Employees ultimately bear the risk in DB pension plans: new study

"Employees ultimately bear the cost of DB (and DC plans), even if the employer and the employee ostensibly share these costs."

 

Toronto (13 June 2008) – The common assumption that employers bear all the risk in defined-benefit (DB) pension plans is overly simplistic and questionable, according to a newly released study by the C.D. Howe Institute.

In Risky Assumptions: A Closer Look at the Bearing of Investment Risk in defined-Benefit Pension Plans, James E. Pesando, an economist at the University of Toronto, examines whether employees, employers or both, ultimately share the risk for poor investment performance in DB plans – a question that has important implications for who can lay claim to any surpluses in plans.

Pesando notes that with the relative decline of DB pension plans in Canada, pension experts have increased their focus on the relative advantages of DB plans compared to defined-contribution (DC) plans, and whether steps should be taken to shore up the popularity of DB plans.

Common perception has it that in DB plans, the sponsors (firms) bear the investment risk, and in DC plans, members bear the risk. But Pesando finds such common assumptions overly simplistic. He explores the question of how the bearing of investment risk is distributed in DB plans, first by taking a closer look at the proposition that employer sponsored pension plans represent deferred wages and, second, by re-examining how employers and their employees trade off pension benefits for other components in the total compensation package.

The key findings of the paper include:

  • The defined-benefit formula notwithstanding, members of DB plans may bear substantial investment risk. The key issue is the extent to which members of DB plans grant wage or other concessions based on the contributions made by the plan sponsor, including any additional contributions required as a result of investment shortfalls.
  • While there is a strong case for clarifying the ownership rights to investment surpluses that may emerge in DB plans, the argument that sponsors are entitled to plan surpluses because they bear all of the downside risk of investment performance may not withstand closer scrutiny.
  • Yet, DB plans are not just DC plans in disguise. Even if members of DB plans bear substantial investment risk, there is a fundamental difference between risk bearing in DB and in DC plans. In DB plans, unlike DC plans, there exists the possibility of intergenerational risk sharing.
  • In a DB plan, but not in a DC plan, the financial consequences of the adverse investment outcome would be shared by all members of the plan. The potential for intergenerational risk sharing in DB plans is an important and an attractive feature of these plans.

The paper focuses attention on the uncertain state of our knowledge regarding the manner in which wages or other forms of compensation are traded off for pensions in DB plans.
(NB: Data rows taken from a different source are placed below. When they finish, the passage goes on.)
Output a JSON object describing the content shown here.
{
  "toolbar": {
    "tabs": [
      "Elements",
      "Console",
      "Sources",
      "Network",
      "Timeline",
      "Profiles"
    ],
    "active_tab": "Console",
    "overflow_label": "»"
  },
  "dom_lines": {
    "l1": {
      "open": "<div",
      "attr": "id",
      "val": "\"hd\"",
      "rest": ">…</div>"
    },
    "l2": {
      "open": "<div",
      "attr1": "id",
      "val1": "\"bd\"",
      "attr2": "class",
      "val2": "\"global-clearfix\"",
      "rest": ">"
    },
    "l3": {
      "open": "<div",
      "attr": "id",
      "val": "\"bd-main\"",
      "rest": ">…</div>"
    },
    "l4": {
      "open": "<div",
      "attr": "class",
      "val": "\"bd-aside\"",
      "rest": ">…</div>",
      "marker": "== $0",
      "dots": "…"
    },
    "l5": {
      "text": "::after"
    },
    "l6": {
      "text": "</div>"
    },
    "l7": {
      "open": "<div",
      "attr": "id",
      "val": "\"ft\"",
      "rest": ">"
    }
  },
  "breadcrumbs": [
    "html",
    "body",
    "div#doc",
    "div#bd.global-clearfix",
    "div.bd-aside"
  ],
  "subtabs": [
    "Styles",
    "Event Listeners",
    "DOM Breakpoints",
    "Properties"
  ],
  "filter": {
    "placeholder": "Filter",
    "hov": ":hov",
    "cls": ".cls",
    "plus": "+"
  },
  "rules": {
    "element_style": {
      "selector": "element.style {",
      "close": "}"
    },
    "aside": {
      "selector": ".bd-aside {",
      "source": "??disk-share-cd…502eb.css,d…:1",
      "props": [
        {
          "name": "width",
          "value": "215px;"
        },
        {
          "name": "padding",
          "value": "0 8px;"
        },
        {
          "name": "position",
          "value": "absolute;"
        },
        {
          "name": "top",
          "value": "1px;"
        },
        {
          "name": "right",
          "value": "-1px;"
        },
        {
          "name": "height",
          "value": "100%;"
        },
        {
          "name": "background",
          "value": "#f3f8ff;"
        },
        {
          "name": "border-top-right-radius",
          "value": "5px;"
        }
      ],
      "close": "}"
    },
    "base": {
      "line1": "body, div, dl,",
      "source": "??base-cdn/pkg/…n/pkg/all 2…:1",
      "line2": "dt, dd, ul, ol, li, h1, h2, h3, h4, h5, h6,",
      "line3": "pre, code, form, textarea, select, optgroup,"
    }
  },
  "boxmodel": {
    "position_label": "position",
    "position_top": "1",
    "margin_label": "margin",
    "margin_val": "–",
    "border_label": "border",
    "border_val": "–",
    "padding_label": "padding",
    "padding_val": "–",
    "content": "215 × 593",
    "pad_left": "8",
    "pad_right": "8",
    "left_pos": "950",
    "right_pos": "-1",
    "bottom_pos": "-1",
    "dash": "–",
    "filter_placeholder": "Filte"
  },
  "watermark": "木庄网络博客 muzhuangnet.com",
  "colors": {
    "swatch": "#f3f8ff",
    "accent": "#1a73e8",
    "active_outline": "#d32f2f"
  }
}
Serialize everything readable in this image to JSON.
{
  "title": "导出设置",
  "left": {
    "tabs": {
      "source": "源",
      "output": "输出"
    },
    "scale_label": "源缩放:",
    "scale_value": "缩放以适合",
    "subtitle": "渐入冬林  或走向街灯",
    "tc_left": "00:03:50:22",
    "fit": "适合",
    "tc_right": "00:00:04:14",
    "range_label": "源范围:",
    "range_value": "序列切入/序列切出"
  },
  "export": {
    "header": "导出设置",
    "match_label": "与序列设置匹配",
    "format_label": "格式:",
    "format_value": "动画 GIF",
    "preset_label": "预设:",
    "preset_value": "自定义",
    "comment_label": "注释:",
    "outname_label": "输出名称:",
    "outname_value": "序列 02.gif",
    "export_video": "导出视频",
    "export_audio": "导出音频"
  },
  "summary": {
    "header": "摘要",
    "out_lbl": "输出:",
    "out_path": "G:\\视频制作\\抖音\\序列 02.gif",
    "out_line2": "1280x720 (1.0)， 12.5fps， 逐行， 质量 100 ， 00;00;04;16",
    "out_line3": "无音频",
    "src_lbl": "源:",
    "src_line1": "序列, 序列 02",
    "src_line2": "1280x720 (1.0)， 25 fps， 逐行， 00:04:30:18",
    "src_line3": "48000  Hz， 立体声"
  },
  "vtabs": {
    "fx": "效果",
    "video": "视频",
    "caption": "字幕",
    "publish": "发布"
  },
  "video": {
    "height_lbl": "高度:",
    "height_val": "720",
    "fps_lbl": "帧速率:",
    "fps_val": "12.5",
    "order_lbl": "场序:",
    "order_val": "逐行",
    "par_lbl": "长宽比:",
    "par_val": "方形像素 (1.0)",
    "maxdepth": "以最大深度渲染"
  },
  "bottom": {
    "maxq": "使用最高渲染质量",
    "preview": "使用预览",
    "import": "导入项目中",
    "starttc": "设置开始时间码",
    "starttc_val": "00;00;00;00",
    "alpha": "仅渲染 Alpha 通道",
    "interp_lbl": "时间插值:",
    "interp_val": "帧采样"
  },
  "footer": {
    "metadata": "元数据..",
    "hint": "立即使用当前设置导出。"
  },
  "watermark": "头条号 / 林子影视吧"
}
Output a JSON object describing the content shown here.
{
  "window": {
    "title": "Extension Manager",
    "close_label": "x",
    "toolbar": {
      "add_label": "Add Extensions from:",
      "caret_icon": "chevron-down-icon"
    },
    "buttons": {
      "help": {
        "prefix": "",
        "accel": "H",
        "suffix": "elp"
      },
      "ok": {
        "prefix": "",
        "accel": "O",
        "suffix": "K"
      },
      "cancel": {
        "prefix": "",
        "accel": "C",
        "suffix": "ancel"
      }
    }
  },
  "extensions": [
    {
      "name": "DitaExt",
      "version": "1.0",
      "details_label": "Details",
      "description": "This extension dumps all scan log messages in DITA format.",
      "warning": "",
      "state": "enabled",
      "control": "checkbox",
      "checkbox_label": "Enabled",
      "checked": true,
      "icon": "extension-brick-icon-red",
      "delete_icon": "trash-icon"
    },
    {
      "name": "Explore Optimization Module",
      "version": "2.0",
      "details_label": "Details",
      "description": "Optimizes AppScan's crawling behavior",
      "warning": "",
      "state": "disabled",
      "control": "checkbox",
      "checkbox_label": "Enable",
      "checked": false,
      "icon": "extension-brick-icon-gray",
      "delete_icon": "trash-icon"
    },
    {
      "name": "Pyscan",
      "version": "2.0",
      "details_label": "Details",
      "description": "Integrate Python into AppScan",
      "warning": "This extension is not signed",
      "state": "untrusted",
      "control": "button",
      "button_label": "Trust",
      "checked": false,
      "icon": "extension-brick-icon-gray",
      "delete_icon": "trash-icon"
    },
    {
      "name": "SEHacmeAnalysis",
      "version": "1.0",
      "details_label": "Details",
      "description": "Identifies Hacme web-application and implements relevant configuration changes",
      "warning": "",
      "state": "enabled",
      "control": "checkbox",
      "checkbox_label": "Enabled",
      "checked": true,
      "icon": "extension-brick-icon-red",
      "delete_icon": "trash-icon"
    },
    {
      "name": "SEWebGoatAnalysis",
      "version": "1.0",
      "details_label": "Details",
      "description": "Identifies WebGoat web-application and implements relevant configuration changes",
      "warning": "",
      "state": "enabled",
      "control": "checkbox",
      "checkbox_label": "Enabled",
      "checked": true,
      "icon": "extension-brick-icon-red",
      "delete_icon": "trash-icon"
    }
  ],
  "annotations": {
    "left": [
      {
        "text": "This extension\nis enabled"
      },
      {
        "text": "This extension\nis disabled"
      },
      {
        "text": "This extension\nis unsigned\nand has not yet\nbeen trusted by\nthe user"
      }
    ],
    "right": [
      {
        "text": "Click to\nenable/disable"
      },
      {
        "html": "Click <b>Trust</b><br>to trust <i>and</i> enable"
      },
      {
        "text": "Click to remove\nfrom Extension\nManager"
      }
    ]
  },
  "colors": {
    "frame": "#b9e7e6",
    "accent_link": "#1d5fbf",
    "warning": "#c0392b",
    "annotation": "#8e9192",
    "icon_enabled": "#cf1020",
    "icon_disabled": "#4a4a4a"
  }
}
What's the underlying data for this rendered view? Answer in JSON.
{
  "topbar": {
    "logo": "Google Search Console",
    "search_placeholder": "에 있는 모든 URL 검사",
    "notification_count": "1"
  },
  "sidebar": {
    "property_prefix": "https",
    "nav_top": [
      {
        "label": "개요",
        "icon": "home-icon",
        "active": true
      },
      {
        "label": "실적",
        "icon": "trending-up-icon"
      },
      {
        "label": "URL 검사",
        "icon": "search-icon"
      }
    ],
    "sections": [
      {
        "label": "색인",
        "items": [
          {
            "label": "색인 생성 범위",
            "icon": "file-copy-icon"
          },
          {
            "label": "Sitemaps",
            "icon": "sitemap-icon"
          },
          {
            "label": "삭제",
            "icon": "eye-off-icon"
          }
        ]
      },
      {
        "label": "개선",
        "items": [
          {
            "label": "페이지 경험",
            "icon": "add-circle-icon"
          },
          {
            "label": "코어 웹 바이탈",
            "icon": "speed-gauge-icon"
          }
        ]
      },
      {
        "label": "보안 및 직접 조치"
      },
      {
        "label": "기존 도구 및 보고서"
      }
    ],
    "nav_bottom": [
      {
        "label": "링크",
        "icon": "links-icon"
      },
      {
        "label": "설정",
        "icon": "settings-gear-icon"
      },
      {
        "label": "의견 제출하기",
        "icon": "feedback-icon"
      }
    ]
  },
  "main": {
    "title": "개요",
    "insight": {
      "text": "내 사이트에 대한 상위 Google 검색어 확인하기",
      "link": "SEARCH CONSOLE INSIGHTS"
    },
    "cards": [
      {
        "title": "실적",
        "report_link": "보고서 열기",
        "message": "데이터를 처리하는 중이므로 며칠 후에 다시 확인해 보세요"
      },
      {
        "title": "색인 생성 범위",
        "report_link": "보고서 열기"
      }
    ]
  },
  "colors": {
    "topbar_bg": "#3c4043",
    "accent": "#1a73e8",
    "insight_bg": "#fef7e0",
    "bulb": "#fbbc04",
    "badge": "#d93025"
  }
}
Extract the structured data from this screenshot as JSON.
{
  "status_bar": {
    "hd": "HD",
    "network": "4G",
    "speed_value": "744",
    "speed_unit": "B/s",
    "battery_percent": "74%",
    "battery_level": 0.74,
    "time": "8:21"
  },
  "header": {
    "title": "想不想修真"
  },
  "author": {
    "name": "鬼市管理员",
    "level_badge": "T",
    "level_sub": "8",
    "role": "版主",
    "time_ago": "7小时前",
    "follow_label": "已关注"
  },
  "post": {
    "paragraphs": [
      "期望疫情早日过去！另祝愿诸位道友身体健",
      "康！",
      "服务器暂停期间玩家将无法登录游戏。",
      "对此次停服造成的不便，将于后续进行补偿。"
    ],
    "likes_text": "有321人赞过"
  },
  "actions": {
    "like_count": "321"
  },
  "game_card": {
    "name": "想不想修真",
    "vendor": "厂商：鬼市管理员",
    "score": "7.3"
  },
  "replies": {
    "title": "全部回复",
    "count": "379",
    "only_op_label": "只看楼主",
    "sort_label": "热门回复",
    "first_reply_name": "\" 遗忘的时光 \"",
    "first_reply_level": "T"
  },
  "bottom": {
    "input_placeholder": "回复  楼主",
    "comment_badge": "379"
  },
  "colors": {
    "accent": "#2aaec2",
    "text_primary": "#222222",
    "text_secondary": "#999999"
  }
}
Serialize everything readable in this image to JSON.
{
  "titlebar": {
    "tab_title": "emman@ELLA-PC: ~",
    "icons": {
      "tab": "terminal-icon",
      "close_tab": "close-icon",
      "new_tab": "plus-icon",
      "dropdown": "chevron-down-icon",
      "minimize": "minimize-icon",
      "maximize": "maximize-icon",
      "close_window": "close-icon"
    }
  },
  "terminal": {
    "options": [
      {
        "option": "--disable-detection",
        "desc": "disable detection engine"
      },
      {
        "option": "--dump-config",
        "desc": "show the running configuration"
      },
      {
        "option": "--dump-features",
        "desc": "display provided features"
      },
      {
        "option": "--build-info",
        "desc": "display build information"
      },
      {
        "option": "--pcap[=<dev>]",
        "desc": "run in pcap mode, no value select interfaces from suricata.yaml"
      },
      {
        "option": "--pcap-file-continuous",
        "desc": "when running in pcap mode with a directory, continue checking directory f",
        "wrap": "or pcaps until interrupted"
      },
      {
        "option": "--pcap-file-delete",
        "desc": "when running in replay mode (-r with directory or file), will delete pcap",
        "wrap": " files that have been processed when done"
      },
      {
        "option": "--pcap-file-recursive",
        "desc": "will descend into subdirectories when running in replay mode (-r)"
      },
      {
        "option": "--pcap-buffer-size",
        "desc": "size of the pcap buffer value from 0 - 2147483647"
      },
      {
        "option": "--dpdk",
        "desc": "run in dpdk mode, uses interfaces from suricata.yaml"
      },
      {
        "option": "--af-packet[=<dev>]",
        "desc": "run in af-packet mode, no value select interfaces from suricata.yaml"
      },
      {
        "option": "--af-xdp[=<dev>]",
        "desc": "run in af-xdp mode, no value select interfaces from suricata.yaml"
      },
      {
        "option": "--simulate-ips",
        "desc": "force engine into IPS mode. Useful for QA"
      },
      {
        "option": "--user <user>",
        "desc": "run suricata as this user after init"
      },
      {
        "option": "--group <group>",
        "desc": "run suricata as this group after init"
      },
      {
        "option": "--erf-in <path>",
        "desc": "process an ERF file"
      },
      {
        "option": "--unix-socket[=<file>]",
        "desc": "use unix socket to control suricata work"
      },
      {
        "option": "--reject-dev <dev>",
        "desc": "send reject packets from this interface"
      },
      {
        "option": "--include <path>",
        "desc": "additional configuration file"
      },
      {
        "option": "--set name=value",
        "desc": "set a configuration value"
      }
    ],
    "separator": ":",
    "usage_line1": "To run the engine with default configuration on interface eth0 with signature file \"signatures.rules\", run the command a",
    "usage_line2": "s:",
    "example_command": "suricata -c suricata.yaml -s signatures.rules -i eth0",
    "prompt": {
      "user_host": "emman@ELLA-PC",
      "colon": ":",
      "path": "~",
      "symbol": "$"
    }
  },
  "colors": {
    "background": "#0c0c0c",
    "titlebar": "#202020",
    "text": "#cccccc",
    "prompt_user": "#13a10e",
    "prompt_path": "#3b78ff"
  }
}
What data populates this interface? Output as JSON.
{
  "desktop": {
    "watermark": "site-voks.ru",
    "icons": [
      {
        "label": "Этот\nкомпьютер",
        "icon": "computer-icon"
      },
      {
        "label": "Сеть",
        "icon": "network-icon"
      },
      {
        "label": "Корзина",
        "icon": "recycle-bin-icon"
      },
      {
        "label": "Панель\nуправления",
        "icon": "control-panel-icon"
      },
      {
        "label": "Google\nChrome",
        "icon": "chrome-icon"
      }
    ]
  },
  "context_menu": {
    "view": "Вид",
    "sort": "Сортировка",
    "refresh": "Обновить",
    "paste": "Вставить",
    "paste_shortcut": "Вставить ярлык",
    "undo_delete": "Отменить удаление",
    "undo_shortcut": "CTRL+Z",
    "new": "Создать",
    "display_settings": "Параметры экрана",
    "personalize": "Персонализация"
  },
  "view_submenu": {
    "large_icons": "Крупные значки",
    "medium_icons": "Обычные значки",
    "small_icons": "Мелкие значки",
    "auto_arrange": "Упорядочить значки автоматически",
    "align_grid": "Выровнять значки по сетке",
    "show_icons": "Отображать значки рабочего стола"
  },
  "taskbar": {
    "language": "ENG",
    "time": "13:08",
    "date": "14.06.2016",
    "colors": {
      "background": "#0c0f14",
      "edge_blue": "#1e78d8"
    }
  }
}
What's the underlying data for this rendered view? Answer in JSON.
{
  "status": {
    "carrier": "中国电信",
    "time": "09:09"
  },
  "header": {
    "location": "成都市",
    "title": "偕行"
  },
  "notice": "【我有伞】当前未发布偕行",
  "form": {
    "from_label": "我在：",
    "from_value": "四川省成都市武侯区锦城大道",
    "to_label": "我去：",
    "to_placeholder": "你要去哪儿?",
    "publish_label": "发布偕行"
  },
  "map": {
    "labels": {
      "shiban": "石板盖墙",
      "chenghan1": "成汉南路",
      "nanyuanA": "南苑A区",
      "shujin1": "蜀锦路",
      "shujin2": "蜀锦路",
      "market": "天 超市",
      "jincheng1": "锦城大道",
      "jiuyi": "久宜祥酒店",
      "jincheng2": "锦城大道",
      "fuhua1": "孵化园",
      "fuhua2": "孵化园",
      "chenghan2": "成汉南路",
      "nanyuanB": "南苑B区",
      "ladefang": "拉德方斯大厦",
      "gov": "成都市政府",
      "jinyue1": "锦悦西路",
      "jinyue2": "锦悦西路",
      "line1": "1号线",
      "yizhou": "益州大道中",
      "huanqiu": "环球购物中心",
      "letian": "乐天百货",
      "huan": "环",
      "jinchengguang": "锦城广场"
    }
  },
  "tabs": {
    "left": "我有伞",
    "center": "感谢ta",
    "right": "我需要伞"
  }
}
The author also reminds the reader that based on economic analysis, employees ultimately bear the cost of DB (and DC plans), even if the employer and the employee ostensibly share these costs.